Our general terms for insects and other pests are actually very broad groupings that can refer to different types of bugs. Cat fleas and dog fleas, for example, are different species (Ctenocephalides felis and Ctenocephalides canis, respectively) though most people would need a microscope to see their differences.

In addition, it's not unusual for one or two types of pest to be mistaken for another. In some areas, worker termites are referred to as "white ants" because most people who find evidence of a colony don't spend time closely examining the critters. While it may look like there are termites and ants simultaneously invading your home, it could just be one or the other.

Common Ground

In many cases where multiple types of pests truly are present, it's not that insects are invading in an organized, friendly fashion, so much as multiple pests can be drawn by the same features (i.e. wood siding that touches the soil, etc.). In addition, the presence of one species of bug often triggers an increase in the number of predatory critters. Damp basement corners can attract insects, and become popular hangouts for spider webs as a result. Similarly, if your home is dealing with a carpenter ant infestation, you may find that predators such as woodpeckers begin raiding your siding in search of an easy snack.

Often you'll find that if you deal with the issues that drew in one type of pest, you're also eradicating the source of any other infestations. To get a more thorough breakdown of what can be done to deal with all the different types of pests on your property, contact the pros.
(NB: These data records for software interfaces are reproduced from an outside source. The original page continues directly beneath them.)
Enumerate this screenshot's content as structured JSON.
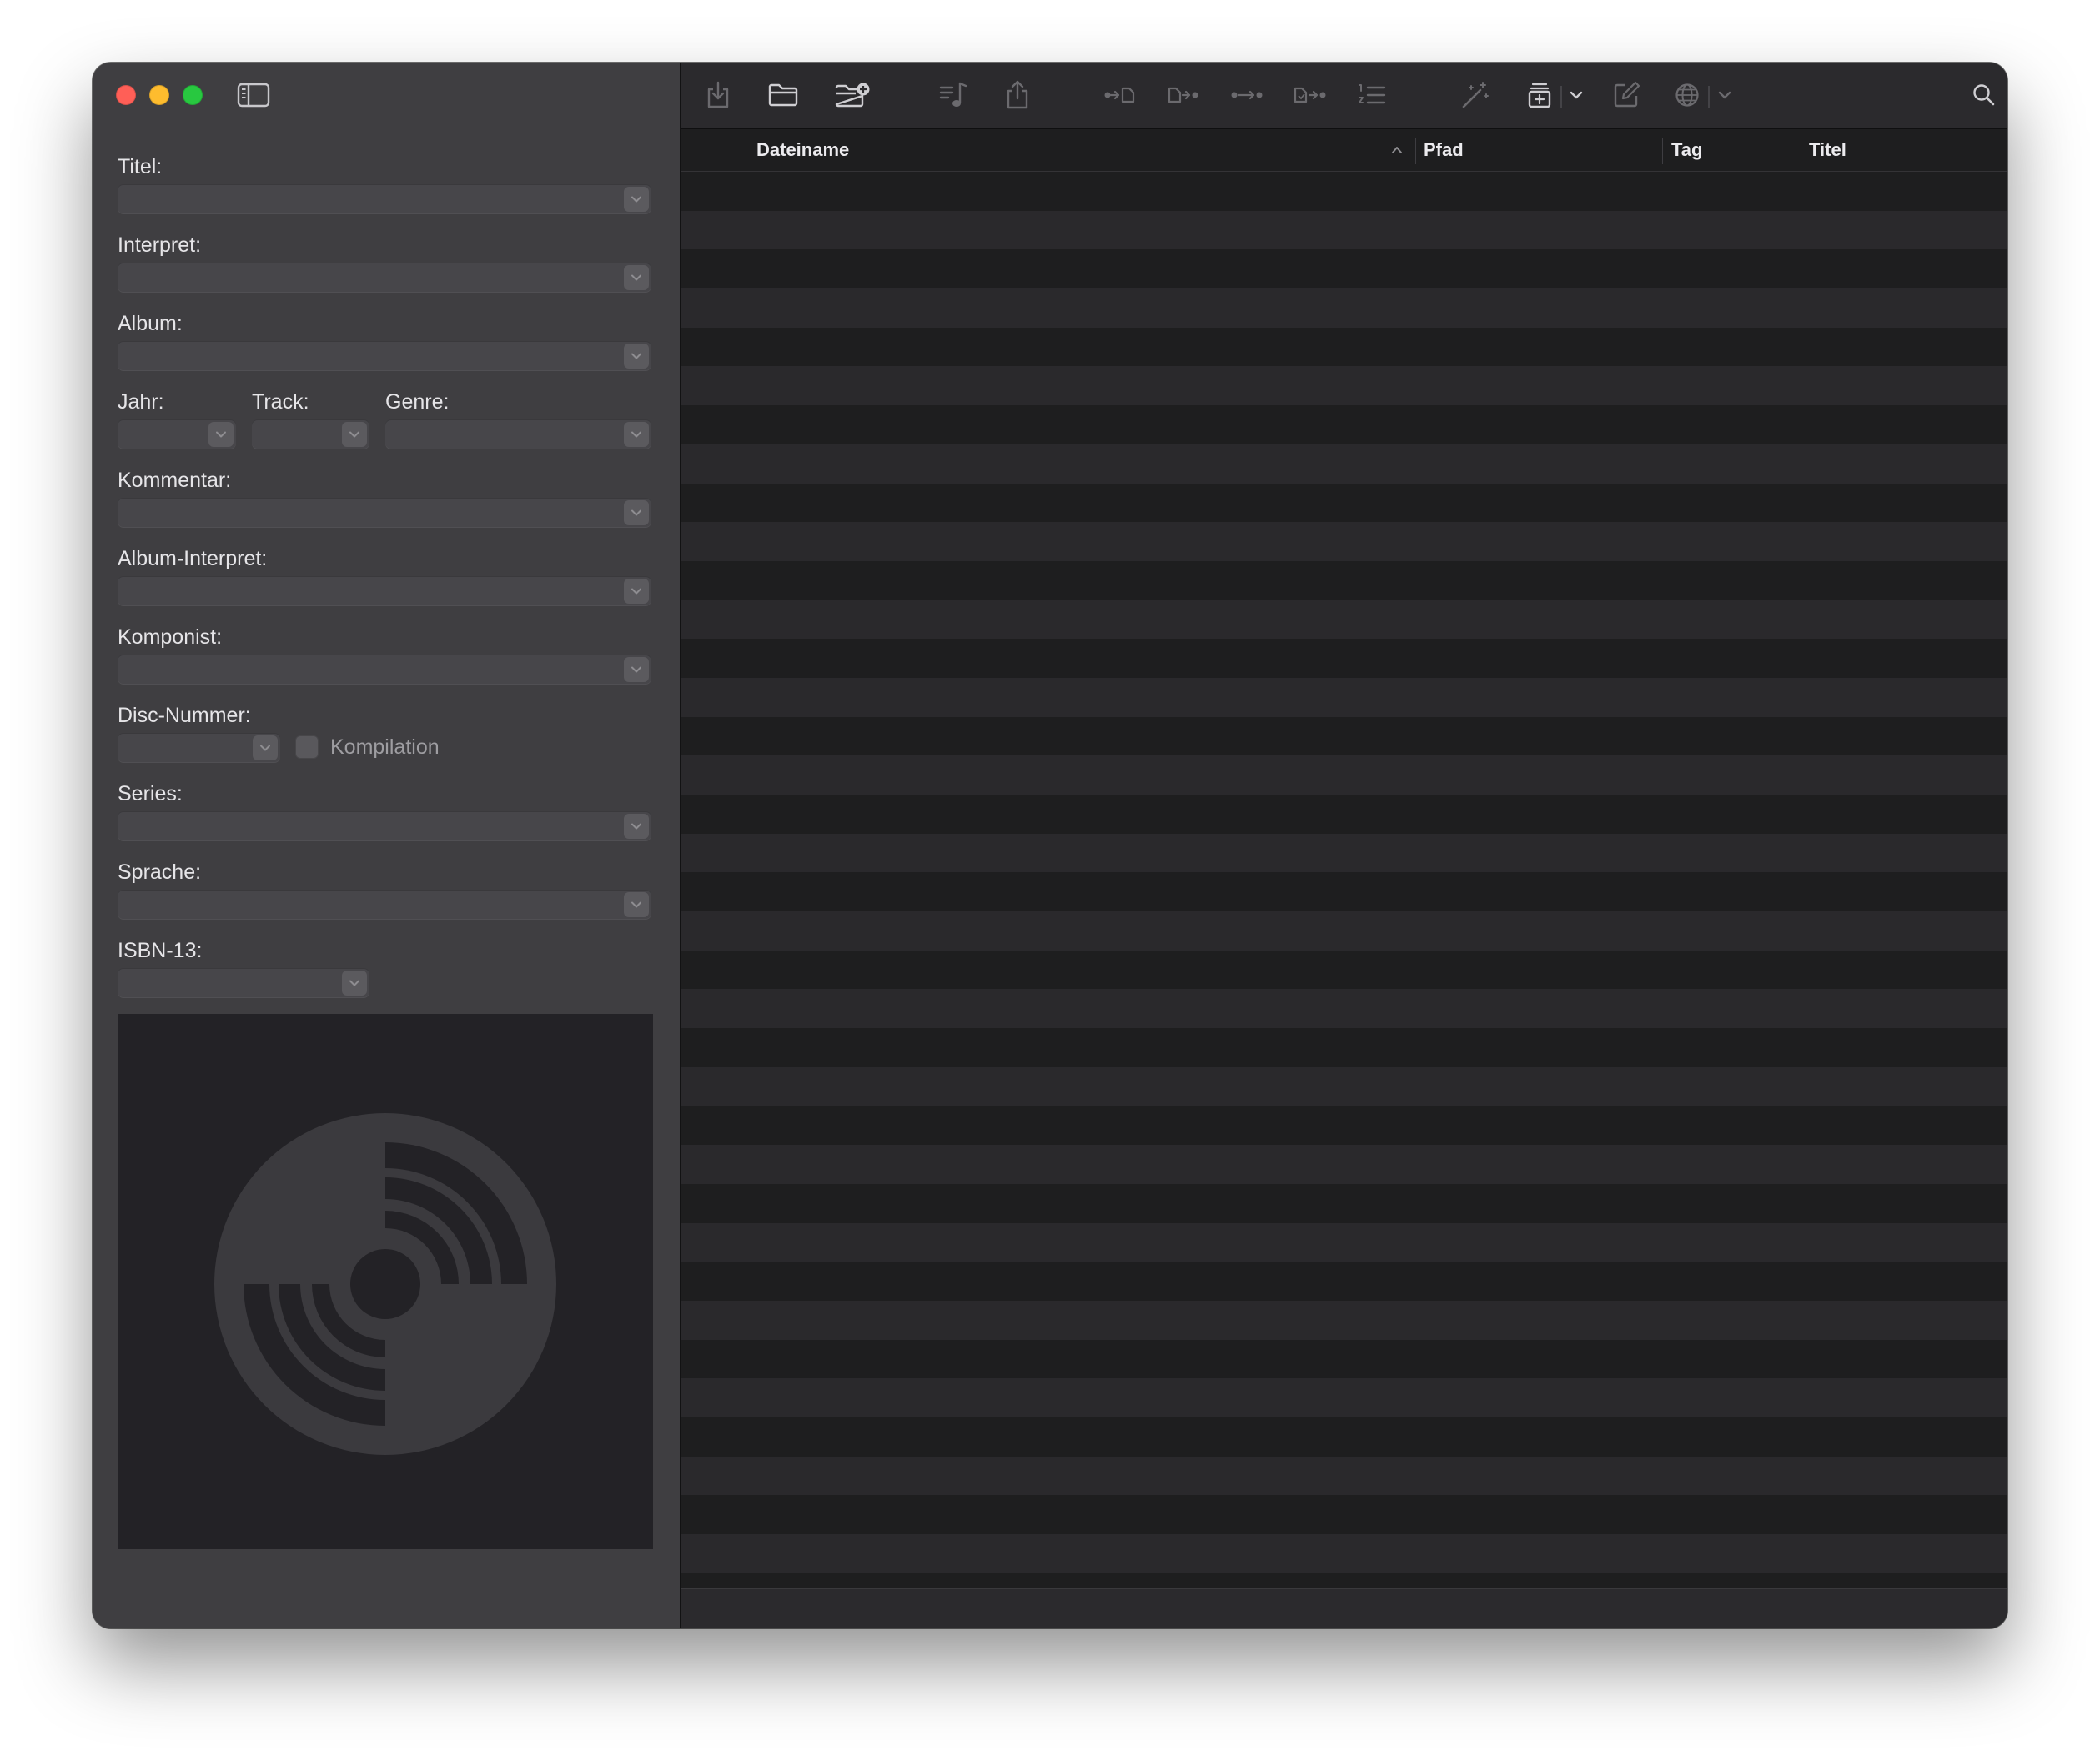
{
  "sidebar": {
    "fields": {
      "titel": "Titel:",
      "interpret": "Interpret:",
      "album": "Album:",
      "jahr": "Jahr:",
      "track": "Track:",
      "genre": "Genre:",
      "kommentar": "Kommentar:",
      "album_interpret": "Album-Interpret:",
      "komponist": "Komponist:",
      "disc_nummer": "Disc-Nummer:",
      "series": "Series:",
      "sprache": "Sprache:",
      "isbn": "ISBN-13:"
    },
    "kompilation_label": "Kompilation",
    "kompilation_checked": false,
    "icons": {
      "sidebar_toggle": "sidebar-toggle-icon",
      "combo_arrow": "chevron-down-icon",
      "artwork": "music-disc-icon"
    }
  },
  "table": {
    "columns": [
      "Dateiname",
      "Pfad",
      "Tag",
      "Titel"
    ],
    "sort_column": "Dateiname",
    "sort_direction": "ascending",
    "rows": []
  },
  "toolbar": {
    "icons": [
      "import-icon",
      "open-folder-icon",
      "add-folder-icon",
      "playlist-icon",
      "share-icon",
      "tag-to-filename-icon",
      "filename-to-tag-icon",
      "tag-to-tag-icon",
      "file-to-tag-icon",
      "numbering-icon",
      "magic-wand-icon",
      "copy-tags-icon",
      "chevron-down-icon",
      "edit-icon",
      "globe-icon",
      "chevron-down-icon",
      "search-icon"
    ]
  },
  "colors": {
    "sidebar_bg": "#3f3e41",
    "table_row_odd": "#1e1e1f",
    "table_row_even": "#2a292c",
    "close": "#ff5f57",
    "minimize": "#febc2e",
    "maximize": "#28c840"
  }
}
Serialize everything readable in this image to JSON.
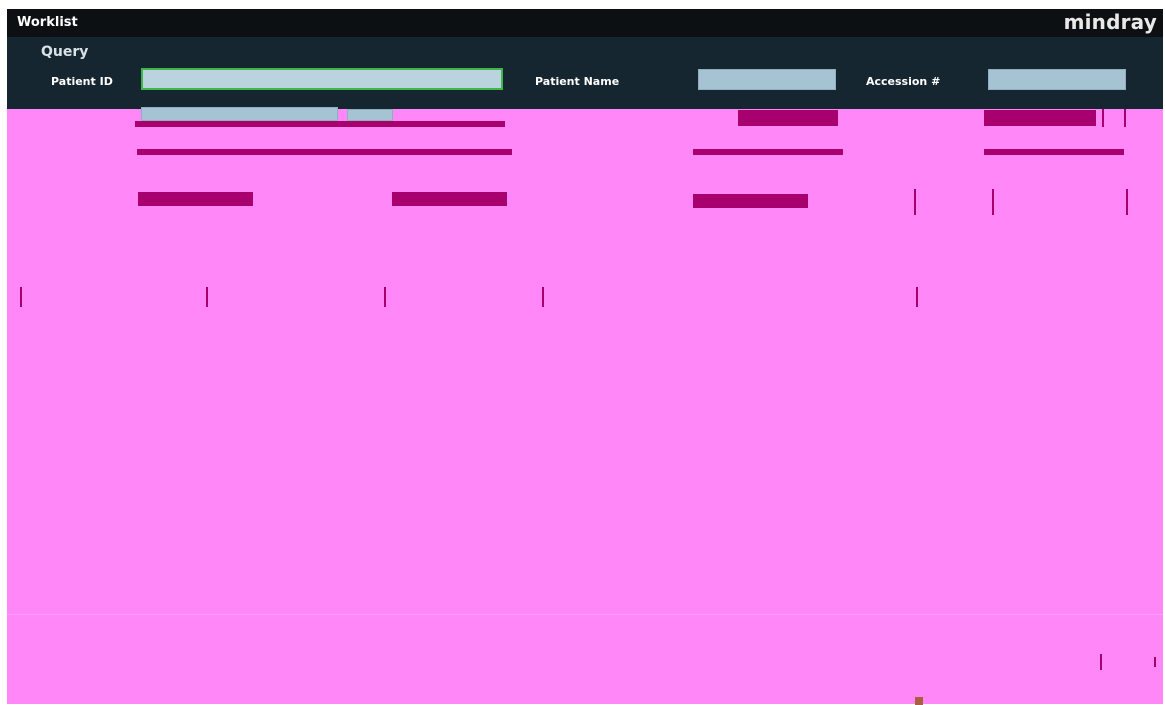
{
  "window": {
    "title": "Worklist",
    "brand": "mindray"
  },
  "query": {
    "title": "Query",
    "patient_id_label": "Patient ID",
    "patient_id_value": "",
    "patient_name_label": "Patient Name",
    "patient_name_value": "",
    "accession_label": "Accession #",
    "accession_value": ""
  },
  "colors": {
    "title_bar": "#0c1012",
    "query_panel": "#152630",
    "field": "#a6c3d3",
    "active_border": "#3fb54a",
    "garbled_region": "#ff87f8"
  }
}
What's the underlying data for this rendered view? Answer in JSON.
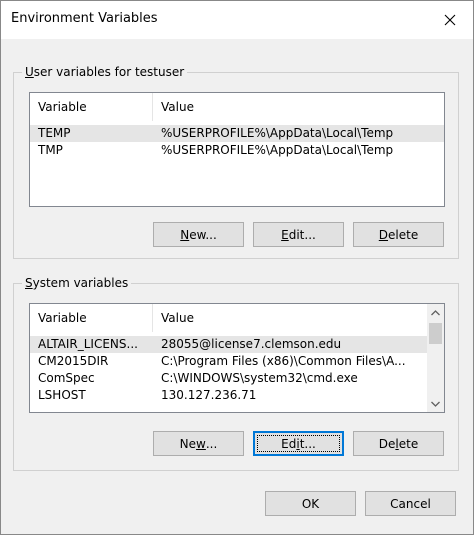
{
  "window": {
    "title": "Environment Variables"
  },
  "user_vars": {
    "group_label_prefix": "",
    "group_label_underline": "U",
    "group_label_rest": "ser variables for testuser",
    "columns": [
      "Variable",
      "Value"
    ],
    "rows": [
      {
        "variable": "TEMP",
        "value": "%USERPROFILE%\\AppData\\Local\\Temp",
        "selected": true
      },
      {
        "variable": "TMP",
        "value": "%USERPROFILE%\\AppData\\Local\\Temp",
        "selected": false
      }
    ],
    "buttons": {
      "new_pre": "",
      "new_u": "N",
      "new_post": "ew...",
      "edit_pre": "",
      "edit_u": "E",
      "edit_post": "dit...",
      "delete_pre": "",
      "delete_u": "D",
      "delete_post": "elete"
    }
  },
  "system_vars": {
    "group_label_prefix": "",
    "group_label_underline": "S",
    "group_label_rest": "ystem variables",
    "columns": [
      "Variable",
      "Value"
    ],
    "rows": [
      {
        "variable": "ALTAIR_LICENS...",
        "value": "28055@license7.clemson.edu",
        "selected": true
      },
      {
        "variable": "CM2015DIR",
        "value": "C:\\Program Files (x86)\\Common Files\\A...",
        "selected": false
      },
      {
        "variable": "ComSpec",
        "value": "C:\\WINDOWS\\system32\\cmd.exe",
        "selected": false
      },
      {
        "variable": "LSHOST",
        "value": "130.127.236.71",
        "selected": false
      }
    ],
    "buttons": {
      "new_pre": "Ne",
      "new_u": "w",
      "new_post": "...",
      "edit_pre": "Ed",
      "edit_u": "i",
      "edit_post": "t...",
      "delete_pre": "De",
      "delete_u": "l",
      "delete_post": "ete"
    }
  },
  "footer": {
    "ok_label": "OK",
    "cancel_label": "Cancel"
  },
  "icons": {
    "close": "close-icon",
    "up": "chevron-up-icon",
    "down": "chevron-down-icon"
  }
}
Trained experts will be able to assess the level of your problem. They'll take measures to eliminate the bugs - and their buddies.